▶ _WHAT TO WORK ON_
Count up the lines of the data below that contain the string "have", then give only the total.

▶ _STORED DATA_

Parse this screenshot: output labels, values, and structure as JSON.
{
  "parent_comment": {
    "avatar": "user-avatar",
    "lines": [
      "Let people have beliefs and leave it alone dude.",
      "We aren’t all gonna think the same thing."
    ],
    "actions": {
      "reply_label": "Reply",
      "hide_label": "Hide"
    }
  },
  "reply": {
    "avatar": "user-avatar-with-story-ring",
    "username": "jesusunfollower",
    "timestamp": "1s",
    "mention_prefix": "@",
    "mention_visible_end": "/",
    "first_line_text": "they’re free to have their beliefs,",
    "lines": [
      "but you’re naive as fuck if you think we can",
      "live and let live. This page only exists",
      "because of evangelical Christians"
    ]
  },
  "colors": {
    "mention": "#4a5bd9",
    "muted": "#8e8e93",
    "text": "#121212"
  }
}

▶ _THE ANSWER_
2